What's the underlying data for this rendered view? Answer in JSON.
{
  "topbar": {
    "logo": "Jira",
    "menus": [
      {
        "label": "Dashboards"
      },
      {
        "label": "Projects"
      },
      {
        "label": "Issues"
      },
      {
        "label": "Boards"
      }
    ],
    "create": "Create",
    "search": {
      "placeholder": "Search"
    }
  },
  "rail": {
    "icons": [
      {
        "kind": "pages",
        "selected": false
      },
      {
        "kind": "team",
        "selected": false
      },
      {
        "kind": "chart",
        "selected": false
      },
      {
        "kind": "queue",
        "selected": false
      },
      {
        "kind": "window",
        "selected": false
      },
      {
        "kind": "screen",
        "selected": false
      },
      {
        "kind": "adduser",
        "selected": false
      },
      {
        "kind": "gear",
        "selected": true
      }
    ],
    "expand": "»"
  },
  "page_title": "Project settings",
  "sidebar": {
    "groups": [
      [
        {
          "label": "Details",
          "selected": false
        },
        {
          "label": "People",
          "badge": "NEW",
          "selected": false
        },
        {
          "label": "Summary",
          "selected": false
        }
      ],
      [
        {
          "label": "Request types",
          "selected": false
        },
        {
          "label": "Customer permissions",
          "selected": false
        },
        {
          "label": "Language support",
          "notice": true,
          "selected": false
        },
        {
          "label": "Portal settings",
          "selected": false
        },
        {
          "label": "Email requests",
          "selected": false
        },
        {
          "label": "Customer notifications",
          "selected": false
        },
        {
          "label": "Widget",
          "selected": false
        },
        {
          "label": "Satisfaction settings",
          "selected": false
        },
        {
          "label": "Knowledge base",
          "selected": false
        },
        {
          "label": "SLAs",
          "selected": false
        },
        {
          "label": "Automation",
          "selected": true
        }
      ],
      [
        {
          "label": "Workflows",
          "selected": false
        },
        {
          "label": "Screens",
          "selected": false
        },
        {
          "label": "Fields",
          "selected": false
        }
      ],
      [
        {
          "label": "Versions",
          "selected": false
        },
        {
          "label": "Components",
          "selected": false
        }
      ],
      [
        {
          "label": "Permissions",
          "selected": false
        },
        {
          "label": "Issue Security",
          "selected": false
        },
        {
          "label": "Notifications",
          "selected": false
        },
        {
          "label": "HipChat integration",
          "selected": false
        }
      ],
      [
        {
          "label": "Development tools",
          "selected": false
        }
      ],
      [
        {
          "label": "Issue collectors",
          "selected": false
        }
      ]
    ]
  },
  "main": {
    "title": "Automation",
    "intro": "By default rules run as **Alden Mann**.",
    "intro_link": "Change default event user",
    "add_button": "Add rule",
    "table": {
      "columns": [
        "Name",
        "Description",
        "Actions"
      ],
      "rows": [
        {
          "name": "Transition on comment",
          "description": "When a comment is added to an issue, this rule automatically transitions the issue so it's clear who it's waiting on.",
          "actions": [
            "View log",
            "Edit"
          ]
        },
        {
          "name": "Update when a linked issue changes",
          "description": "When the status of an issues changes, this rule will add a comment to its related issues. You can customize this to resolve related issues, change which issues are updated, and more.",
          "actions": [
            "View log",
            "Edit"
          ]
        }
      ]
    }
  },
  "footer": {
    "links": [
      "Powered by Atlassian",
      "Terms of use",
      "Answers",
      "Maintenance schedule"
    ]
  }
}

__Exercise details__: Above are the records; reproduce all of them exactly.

__Problem solution__:
What's the underlying data for this rendered view? Answer in JSON.
{
  "topbar": {
    "logo": "Jira",
    "menus": [
      {
        "label": "Dashboards"
      },
      {
        "label": "Projects"
      },
      {
        "label": "Issues"
      },
      {
        "label": "Boards"
      }
    ],
    "create": "Create",
    "search": {
      "placeholder": "Search"
    }
  },
  "rail": {
    "icons": [
      {
        "kind": "pages",
        "selected": false
      },
      {
        "kind": "team",
        "selected": false
      },
      {
        "kind": "chart",
        "selected": false
      },
      {
        "kind": "queue",
        "selected": false
      },
      {
        "kind": "window",
        "selected": false
      },
      {
        "kind": "screen",
        "selected": false
      },
      {
        "kind": "adduser",
        "selected": false
      },
      {
        "kind": "gear",
        "selected": true
      }
    ],
    "expand": "»"
  },
  "page_title": "Project settings",
  "sidebar": {
    "groups": [
      [
        {
          "label": "Details",
          "selected": false
        },
        {
          "label": "People",
          "badge": "NEW",
          "selected": false
        },
        {
          "label": "Summary",
          "selected": false
        }
      ],
      [
        {
          "label": "Request types",
          "selected": false
        },
        {
          "label": "Customer permissions",
          "selected": false
        },
        {
          "label": "Language support",
          "notice": true,
          "selected": false
        },
        {
          "label": "Portal settings",
          "selected": false
        },
        {
          "label": "Email requests",
          "selected": false
        },
        {
          "label": "Customer notifications",
          "selected": false
        },
        {
          "label": "Widget",
          "selected": false
        },
        {
          "label": "Satisfaction settings",
          "selected": false
        },
        {
          "label": "Knowledge base",
          "selected": false
        },
        {
          "label": "SLAs",
          "selected": false
        },
        {
          "label": "Automation",
          "selected": true
        }
      ],
      [
        {
          "label": "Workflows",
          "selected": false
        },
        {
          "label": "Screens",
          "selected": false
        },
        {
          "label": "Fields",
          "selected": false
        }
      ],
      [
        {
          "label": "Versions",
          "selected": false
        },
        {
          "label": "Components",
          "selected": false
        }
      ],
      [
        {
          "label": "Permissions",
          "selected": false
        },
        {
          "label": "Issue Security",
          "selected": false
        },
        {
          "label": "Notifications",
          "selected": false
        },
        {
          "label": "HipChat integration",
          "selected": false
        }
      ],
      [
        {
          "label": "Development tools",
          "selected": false
        }
      ],
      [
        {
          "label": "Issue collectors",
          "selected": false
        }
      ]
    ]
  },
  "main": {
    "title": "Automation",
    "intro": "By default rules run as **Alden Mann**.",
    "intro_link": "Change default event user",
    "add_button": "Add rule",
    "table": {
      "columns": [
        "Name",
        "Description",
        "Actions"
      ],
      "rows": [
        {
          "name": "Transition on comment",
          "description": "When a comment is added to an issue, this rule automatically transitions the issue so it's clear who it's waiting on.",
          "actions": [
            "View log",
            "Edit"
          ]
        },
        {
          "name": "Update when a linked issue changes",
          "description": "When the status of an issues changes, this rule will add a comment to its related issues. You can customize this to resolve related issues, change which issues are updated, and more.",
          "actions": [
            "View log",
            "Edit"
          ]
        }
      ]
    }
  },
  "footer": {
    "links": [
      "Powered by Atlassian",
      "Terms of use",
      "Answers",
      "Maintenance schedule"
    ]
  }
}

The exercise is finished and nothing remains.